> [Problem details]: Copy out each line below that has the word "true" in it.
─── Records supplied ───
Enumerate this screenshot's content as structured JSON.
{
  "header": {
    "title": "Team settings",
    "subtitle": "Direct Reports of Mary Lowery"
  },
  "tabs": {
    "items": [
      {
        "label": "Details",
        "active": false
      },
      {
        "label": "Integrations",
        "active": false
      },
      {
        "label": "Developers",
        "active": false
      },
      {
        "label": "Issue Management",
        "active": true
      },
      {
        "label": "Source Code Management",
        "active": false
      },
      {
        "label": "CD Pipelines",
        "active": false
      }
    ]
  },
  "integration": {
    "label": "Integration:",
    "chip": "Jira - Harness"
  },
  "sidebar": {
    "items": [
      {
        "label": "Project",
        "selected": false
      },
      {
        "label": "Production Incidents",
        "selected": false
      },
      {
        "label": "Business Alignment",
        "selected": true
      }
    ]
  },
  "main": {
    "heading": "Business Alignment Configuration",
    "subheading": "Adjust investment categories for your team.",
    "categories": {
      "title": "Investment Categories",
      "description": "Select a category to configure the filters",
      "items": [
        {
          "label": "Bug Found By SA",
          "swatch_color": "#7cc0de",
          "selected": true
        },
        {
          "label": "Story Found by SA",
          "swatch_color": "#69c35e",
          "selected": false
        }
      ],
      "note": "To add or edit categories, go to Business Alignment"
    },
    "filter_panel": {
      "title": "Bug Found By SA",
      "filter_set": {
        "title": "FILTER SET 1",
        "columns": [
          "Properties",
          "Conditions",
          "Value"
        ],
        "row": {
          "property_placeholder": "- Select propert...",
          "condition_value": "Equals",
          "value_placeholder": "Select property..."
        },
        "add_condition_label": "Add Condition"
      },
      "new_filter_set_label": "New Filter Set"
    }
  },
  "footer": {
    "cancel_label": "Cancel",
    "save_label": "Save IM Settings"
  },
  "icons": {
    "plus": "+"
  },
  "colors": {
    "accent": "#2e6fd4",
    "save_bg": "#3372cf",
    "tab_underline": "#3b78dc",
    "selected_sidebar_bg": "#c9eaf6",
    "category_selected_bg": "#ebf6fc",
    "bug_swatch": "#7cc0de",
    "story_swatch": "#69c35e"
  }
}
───
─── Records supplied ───
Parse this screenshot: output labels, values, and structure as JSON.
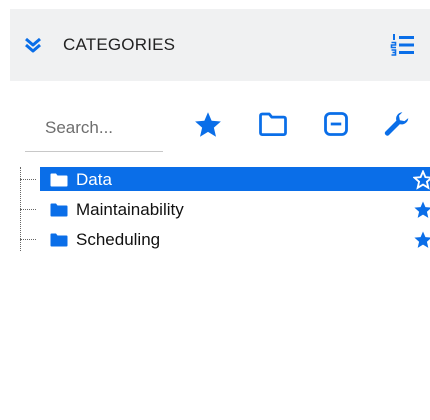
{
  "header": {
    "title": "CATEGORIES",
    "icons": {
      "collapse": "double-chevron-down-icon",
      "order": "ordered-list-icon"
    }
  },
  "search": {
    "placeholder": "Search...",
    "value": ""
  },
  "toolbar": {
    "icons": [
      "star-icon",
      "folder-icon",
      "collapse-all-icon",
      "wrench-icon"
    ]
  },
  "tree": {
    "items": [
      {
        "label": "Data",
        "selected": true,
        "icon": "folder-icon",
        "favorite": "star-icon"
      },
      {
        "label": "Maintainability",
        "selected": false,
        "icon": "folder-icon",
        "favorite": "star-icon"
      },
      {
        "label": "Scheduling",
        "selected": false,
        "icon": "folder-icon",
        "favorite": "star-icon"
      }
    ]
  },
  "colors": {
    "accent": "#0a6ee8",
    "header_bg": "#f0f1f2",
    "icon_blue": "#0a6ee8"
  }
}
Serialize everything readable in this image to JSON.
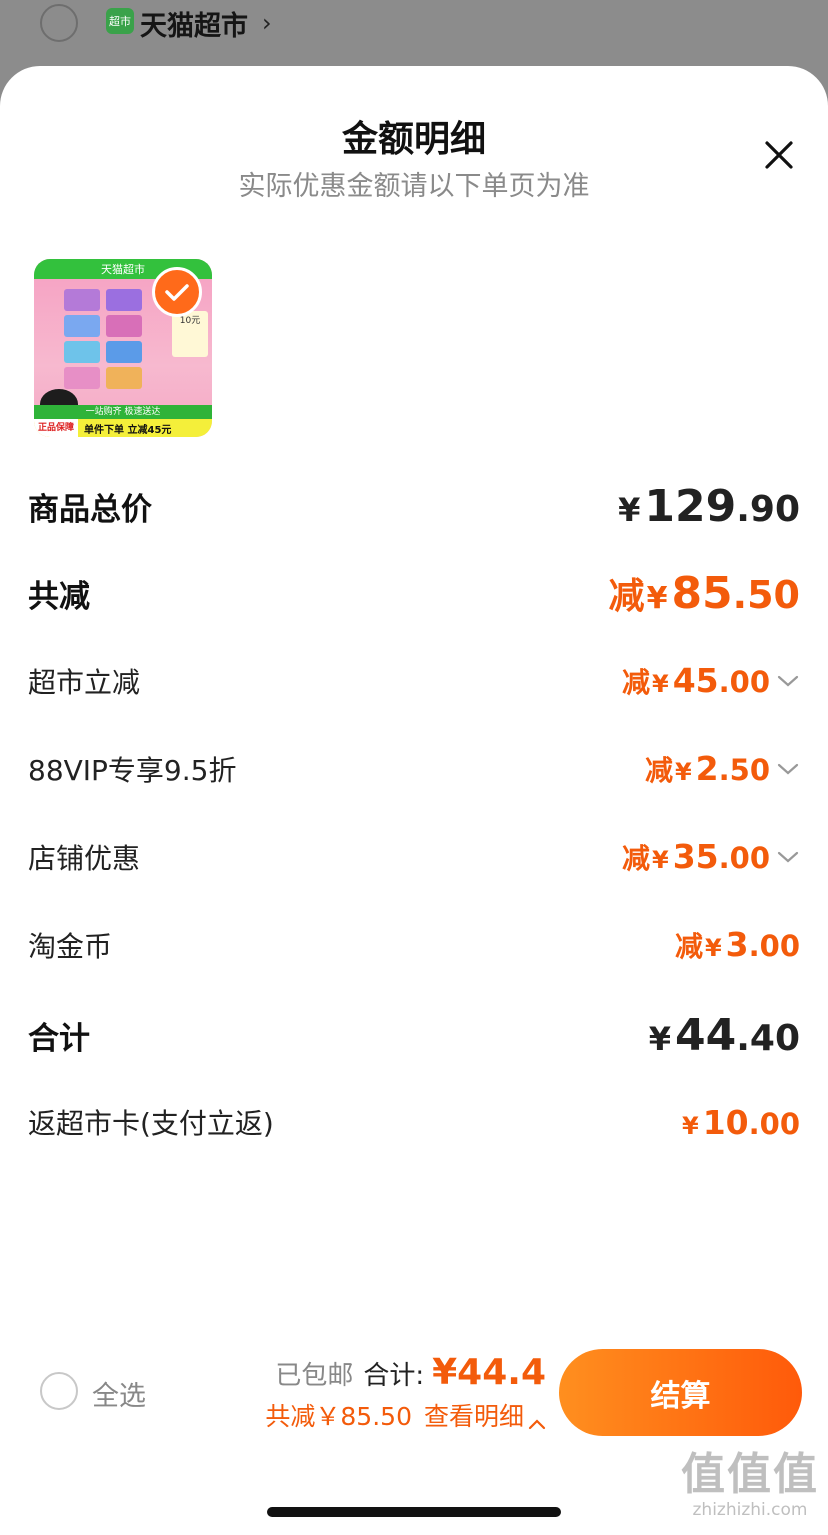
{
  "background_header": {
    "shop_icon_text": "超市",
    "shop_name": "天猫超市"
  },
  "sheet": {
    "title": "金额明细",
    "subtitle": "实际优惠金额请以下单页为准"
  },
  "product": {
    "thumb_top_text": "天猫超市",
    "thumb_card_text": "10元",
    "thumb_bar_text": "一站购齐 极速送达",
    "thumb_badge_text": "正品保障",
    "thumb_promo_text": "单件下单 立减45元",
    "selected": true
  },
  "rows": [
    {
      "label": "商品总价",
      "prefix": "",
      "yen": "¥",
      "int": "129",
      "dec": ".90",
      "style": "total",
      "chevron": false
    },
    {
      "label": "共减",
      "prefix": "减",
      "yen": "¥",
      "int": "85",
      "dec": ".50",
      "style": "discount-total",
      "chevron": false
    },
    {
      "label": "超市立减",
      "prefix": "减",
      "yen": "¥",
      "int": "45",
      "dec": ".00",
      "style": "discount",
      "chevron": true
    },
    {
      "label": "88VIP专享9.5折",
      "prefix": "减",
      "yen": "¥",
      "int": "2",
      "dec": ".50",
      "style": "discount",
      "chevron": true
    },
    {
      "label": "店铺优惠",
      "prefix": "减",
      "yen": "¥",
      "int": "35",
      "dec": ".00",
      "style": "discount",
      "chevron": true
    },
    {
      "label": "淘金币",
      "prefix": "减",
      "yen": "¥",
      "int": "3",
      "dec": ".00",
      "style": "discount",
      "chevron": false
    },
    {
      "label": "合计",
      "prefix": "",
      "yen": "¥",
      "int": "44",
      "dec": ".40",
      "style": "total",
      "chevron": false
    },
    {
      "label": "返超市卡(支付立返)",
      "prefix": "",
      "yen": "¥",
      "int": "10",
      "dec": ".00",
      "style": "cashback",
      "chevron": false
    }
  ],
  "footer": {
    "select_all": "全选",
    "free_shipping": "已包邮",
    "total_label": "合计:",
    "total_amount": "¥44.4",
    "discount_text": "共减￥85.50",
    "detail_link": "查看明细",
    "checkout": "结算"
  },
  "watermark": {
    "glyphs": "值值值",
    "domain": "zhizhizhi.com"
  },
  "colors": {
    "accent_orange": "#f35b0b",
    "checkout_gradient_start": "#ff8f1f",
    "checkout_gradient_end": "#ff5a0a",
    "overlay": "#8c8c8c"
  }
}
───
> [Written reply]:
        "active": true
        "selected": true
          "selected": true
        "selected": true,
    "selected": true
      "chevron": true
      "chevron": true
      "chevron": true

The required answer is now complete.